In cases where a licence is not provided, I understand that the Department of Transport, Tourism and Sport (DTTAS) has the facility, in certain instances, to look up the National Vehicle and Driver File (NVDF) and successfully apply penalty points, based on exact matching against the offence's vehicle registration details.

We should, of course, keep in mind that approximately 95% of all penalty point offences are endorsed by the NVDF on driver licences every year and this is an exceptional rate of endorsement. Over 85% of penalty point offence records are received directly from An Garda Síochána when the offender opts to pay the fixed charge amount and accept the penalty points. The remainder are received from the Courts Service, following convictions.

The Criminal Justice (Fixed Charge Processing System (FCPS)) Working Group (chaired by officials from both my Department and DTTAS, and attended by the Courts Service) continues to monitor progress and relevant developments in the area of road traffic enforcement. In addition, I have asked my officials to meet with DTTAS and the Courts Service to discuss how the process of obtaining driver information upon conviction is currently operating under section 33 of the Road Traffic Act 2016.

The Master Licence Record (MLR) programme, established by DTTAS, is implementing further measures to assist in endorsement of penalty points by matching vehicle and driver records on the NVDF. This project will go some way to addressing the issue of 'unmatched offences' by matching vehicle and driver records on the NVDF, and, over time, by establishing owner identity for all vehicle records.

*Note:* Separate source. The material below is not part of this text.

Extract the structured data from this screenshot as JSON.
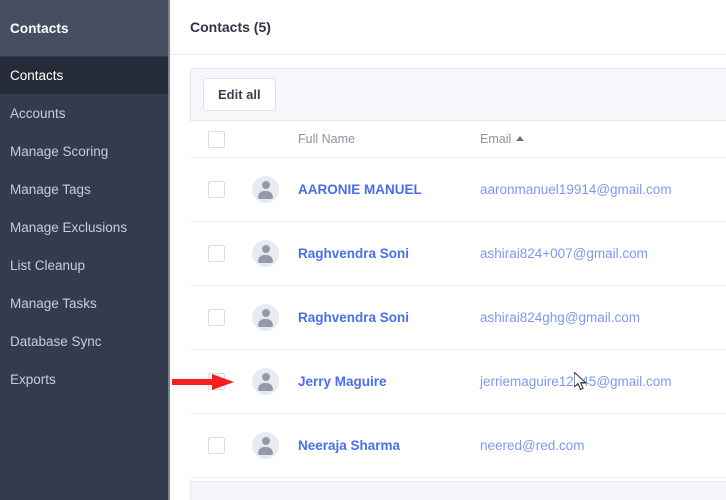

However, it is important to acknowledge that there will be always be complex scenarios when attempting to endorse driving licences in respect of road traffic offences; for example, instances where the vehicle owner is not driving at the time of an offence, or when an offending vehicle is owned by a company. I am informed by my colleague, Minister Ross, who has responsibility for road traffic legislation that, due to legislative and operational issues, full population of the MLR is likely to take several years.

A Criminal Justice (FCPS) Working Group progress report, highlighting the current status of ongoing recommendations (including the MLR programme), will be published by Minister Ross and I shortly.

Finally, I would like to take this opportunity to commend members of An Garda Síochána, especially those in the Roads Policing Units, for their continued dedication and commitment to road traffic enforcement. Over the last 12 months, there has been a concerted effort to detect offenders on our roads. Enforcement figures, discussed at the June Ministerial Committee on Road Safety chaired by Minister Ross and I, show that, in the 12 months from April 2018 to April 2019, there was a 12% increase in detections compared with the previous 12-month period. I believe this increase underscores the commitment of An Garda Síochána to make our roads a safer place for all road users.